  1. Daniel K always gets it right, but I also think that big changes are afoot also in the diaspora. The questions I would focus on are those related to the future.

    Yes, the diaspora happened because of the Romans being a bit unpleasant to our lot, in around 100 BCE, but it had already happened earlier when Joos had left their original homes to go East to Persia and Mesopotamia, and to start on their long trek along the Silk Road towards China.

    I met with a Joo in Ashkebad who family had lived in Khiva for at least a thousand years, and the Jews of China must have left the shores of the Mediterranean before the time of the Romans (as you can see on my Silk Road page, Chinese traders were already in the London area in Roman times).

    So putting a more positive slant on the Diaspora issue, I would say that it has been instrumental in creating the intellectual mix which has lead to the creation of a massively prosperous Jooish world (far more prosperous than the Arab World of which people talk too much about). I would add that were one to consider writing a future history of our people, the next “diaspora” will be to return to the old haunts of the Silk Road, and to its trading bases, in India, China and Central Asia, where the next few centuries will see amazing growth, and innovation, and therefore opportunities for diaspora Joos, but this time a connected diaspora, integrated with a dynamic culture of opportunities.

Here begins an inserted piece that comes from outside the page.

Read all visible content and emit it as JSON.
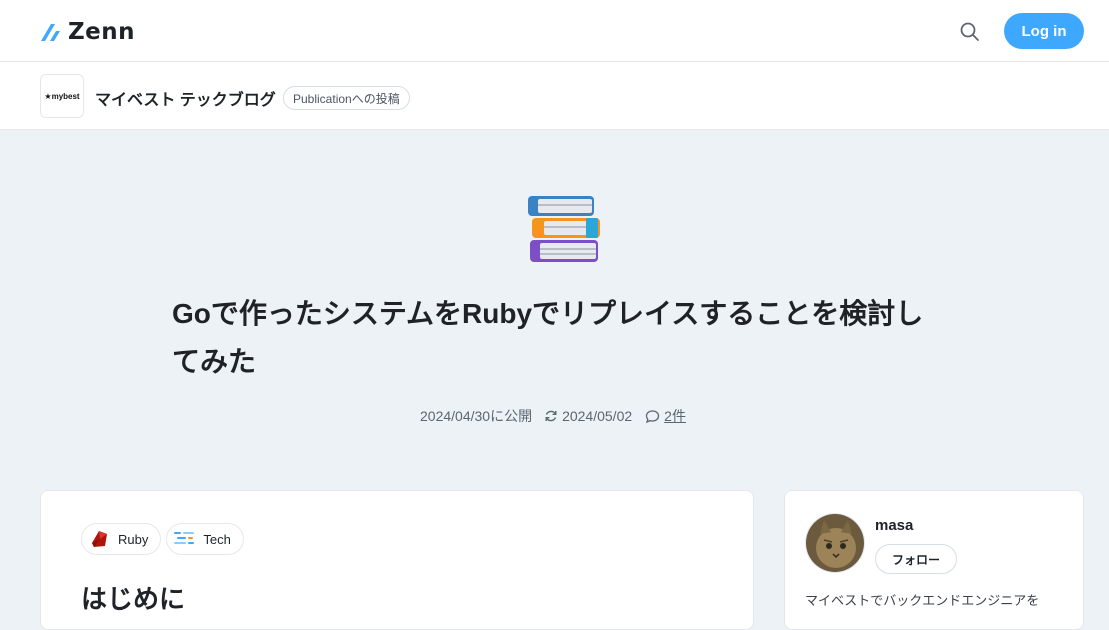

  2. I think American liberal JINOs (Jews in name only) , by continuing their relentless and demeaning attacks against President Trump, will ignite the anti-semitic backlash which will grow and grow.

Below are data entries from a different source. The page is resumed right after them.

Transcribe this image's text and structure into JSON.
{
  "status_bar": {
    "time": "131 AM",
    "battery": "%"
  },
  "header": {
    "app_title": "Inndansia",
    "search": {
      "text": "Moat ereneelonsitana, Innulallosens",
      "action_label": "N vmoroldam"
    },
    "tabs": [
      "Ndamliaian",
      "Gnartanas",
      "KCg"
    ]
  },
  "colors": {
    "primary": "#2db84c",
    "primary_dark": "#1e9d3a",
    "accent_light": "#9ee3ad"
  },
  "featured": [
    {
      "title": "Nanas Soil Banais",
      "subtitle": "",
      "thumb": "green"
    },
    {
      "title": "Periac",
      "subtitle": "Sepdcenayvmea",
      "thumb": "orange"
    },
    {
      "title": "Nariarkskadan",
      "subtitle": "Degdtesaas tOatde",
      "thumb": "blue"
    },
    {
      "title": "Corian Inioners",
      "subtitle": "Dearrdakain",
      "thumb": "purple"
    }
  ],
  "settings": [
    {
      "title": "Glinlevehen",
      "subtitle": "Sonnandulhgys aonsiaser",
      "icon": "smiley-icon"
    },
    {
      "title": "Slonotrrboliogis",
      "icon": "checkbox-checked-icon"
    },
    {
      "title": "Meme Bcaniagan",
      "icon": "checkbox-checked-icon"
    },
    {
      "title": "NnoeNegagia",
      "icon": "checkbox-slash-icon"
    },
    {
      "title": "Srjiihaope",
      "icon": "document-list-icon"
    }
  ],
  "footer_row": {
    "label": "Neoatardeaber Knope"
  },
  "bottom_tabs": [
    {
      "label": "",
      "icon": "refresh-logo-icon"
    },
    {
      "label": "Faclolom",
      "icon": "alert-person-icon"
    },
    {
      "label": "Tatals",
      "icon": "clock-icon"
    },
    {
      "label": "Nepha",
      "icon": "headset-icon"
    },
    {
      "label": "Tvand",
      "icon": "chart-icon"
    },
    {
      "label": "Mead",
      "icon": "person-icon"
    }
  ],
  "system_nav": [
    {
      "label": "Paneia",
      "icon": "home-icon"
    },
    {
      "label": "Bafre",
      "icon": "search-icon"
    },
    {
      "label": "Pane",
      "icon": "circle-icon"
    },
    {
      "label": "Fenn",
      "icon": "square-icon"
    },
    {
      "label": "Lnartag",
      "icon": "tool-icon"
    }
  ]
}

    Yes, there are white racist neo-nazi nuts with guns, and yes we are stupidly bringing in more and more moslem “refugees” with their built-in hatred of israel and Jews (thank you, you dumb sh*ts at HIAS).

    but it’s the bigmouth liberal jews and half-jews at the NYTImes and WPost, in Silican Valley, in Hollywood, at CNN and the fakakta media, at colleges and high school all over–and yes at the levers of power in Washington (Adam Schiff, Gerold Nagler, Diane Feinstsein, et al) who are still determined to impeach and remove and crucify Trump– who will really ignite populist anger, which is easily transmuted into hatred, towards “the Jew.”